Piranesi by Susanna Clarke: A review
I had no idea what I was getting into when I started reading this book. Even a third of the way through, I still wasn't sure. A labyrinthine world of endless halls filled with statues and inhabited by two living humans and thirteen dead bodies? Is this The World or is it a construct of a greater world that exists outside the labyrinth? And if it is only a piece of a greater world, who built it and why? And where is that "greater world"? Our narrator does not know the answers to these questions. He remembers nothing before the labyrinth, not even his own name. The second human in the labyrinth, referred to as the Other, calls him Piranesi, but he does not believe that is his true name.

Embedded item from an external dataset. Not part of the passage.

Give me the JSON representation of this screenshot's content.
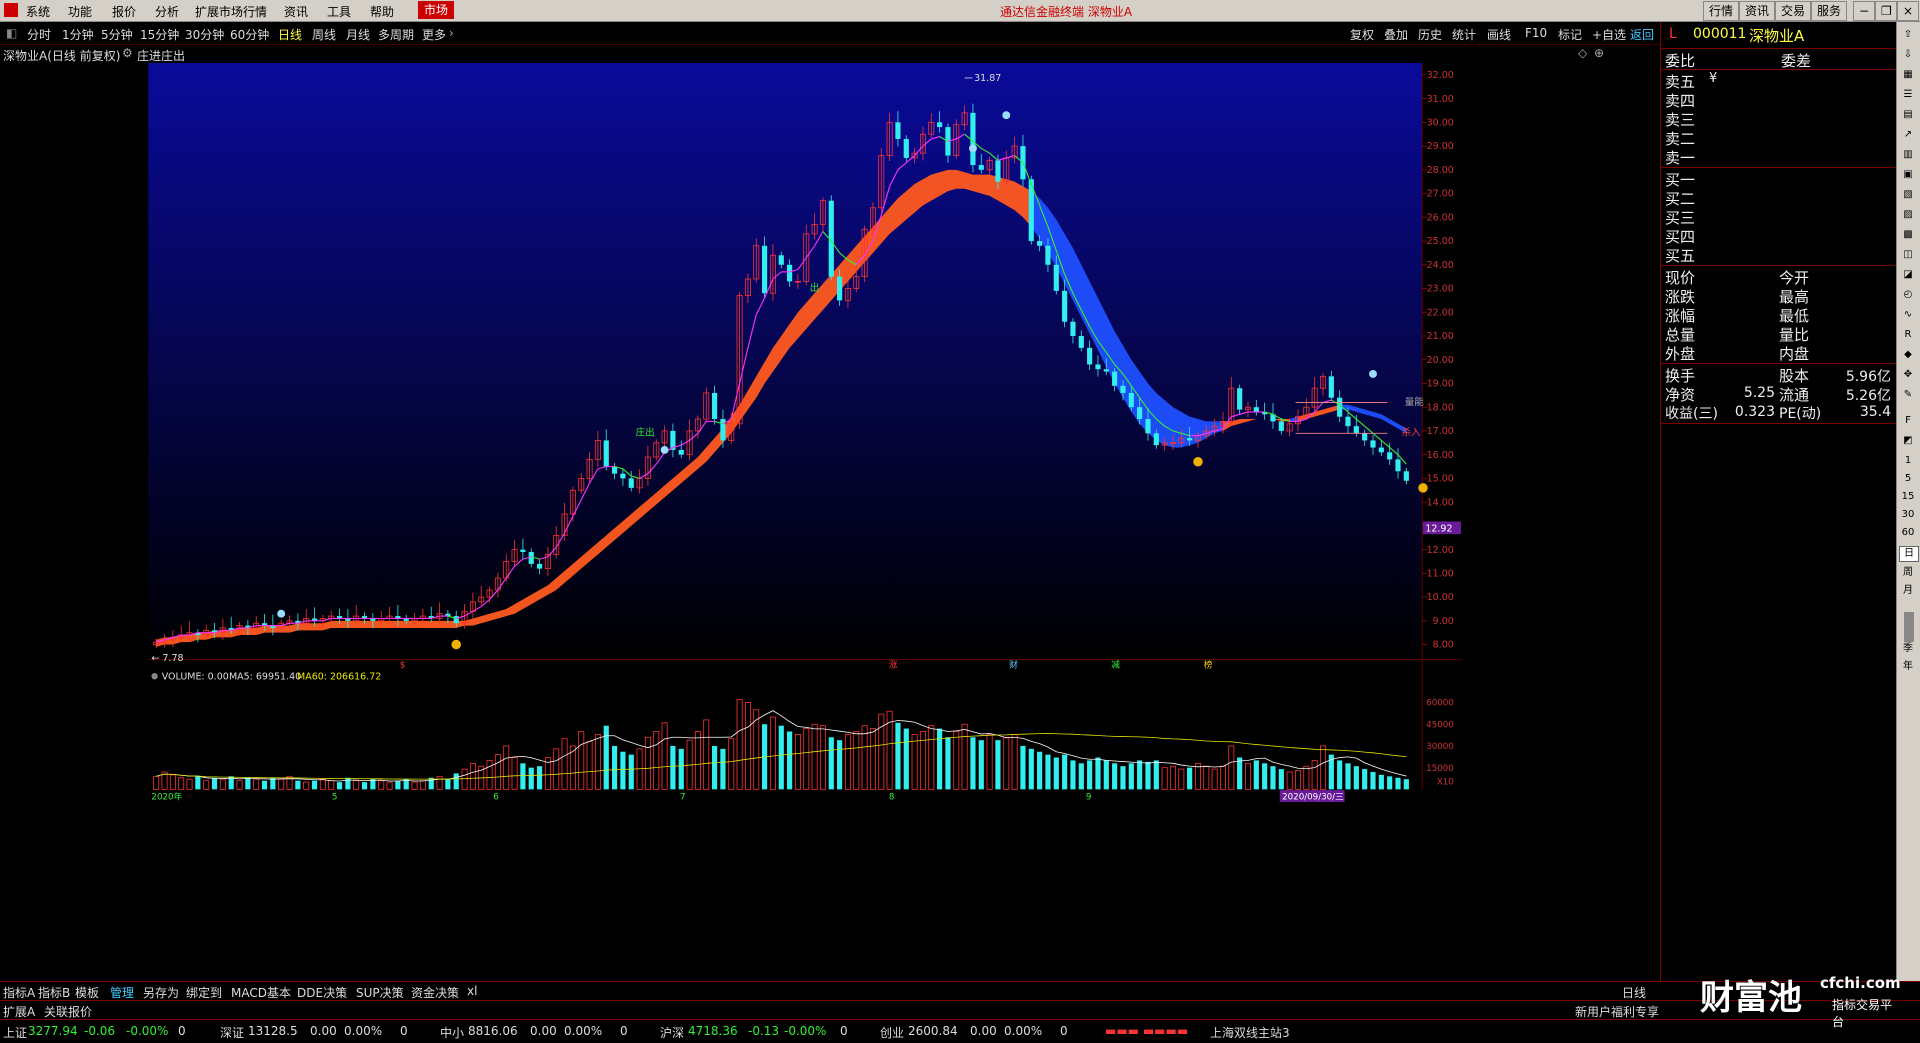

Piranesi is perfectly happy and content in his labyrinthine House. He sees the House as an entirely good entity that provides him with everything he needs to survive. There is one problem which Piranesi must face in regard to the House: Its lower levels are periodically flooded by tides from the sea. When several tides converge at once, they can be life-threatening. Piranesi studies the tides and charts their courses so that he knows when to expect them. He thinks of himself as a scientist and an explorer who spends his waking hours describing his observations of this world in a meticulous journal. He tells us, "As a scientist and an explorer I have a duty to bear witness to the Splendours of the World. The Beautiful Orderliness of the House is what gives us Life." He records facts about the size, position, and subject of each statue. He searches for patterns in the flight of birds or in the statues' placement. His studies and observations eventually lead him to a kind of revelation:
"The search for the Knowledge has encouraged us to think of the House as if it were a sort of riddle to be unraveled, a text to be interpreted, and that if ever we discover the Knowledge, then it will be as if the Value has been wrested from the House and all that remains will be mere scenery. The sight of the One-Hundred-and Ninety-Second Western Hall in the Moonlight made me see how ridiculous that is. The House is valuable because it is the House. It is enough in and of Itself. It is not the means to an end."
Susanna Clarke conjures this surreal House with hypnotic prose and even though I'm confused, I have to keep reading. This is a suspenseful mystery that one feels compelled to solve. Piranesi is a prisoner and yet he has obviously cheerfully accepted his imprisonment. He accepts the world as he sees it and makes no effort to change it. He meets the Other on regular occasions to report on his findings. He considers the Other his friend. But is he? That is part of the mystery we must solve.
As I progressed through this novel, I began to see parallels between Piranesi's situation and my own. Having spent much of the last nine months being more or less housebound because of the pandemic, I have thought of my own House and Garden as a benevolent place that provides for my needs and helps keep me safe. (Of course, there is a whole unseen army of essential workers out there in the world who are actually providing for my needs and making my life possible: UPS and FedEx delivery people; the U.S. Post Office; grocery store clerks who assemble my food order for me and deliver it to me curbside; restaurants who deliver food when I'm tired of eating my own cooking; a cleaning lady who comes regularly to help keep my house in order and her husband who keeps our yard from becoming an overgrown jungle; daughters who ceaselessly and uncomplainingly run errands for me; I could go on...) I began to suspect that there was more to Piranesi's benevolent House than perhaps he was aware of.
Throughout the book, I kept puzzling over what genre I should assign it to. Post-apocalyptic science fiction? Fantasy? Psychological thriller? I came to the conclusion that it was all of the above. Most of all, it is a novel that perfectly captures the isolation of this moment. Its final resolution makes clear that none of these categories really matters. Piranesi's voice resonates because he speaks from a place that has become familiar to us and that is enough.
My rating: 5 of 5 stars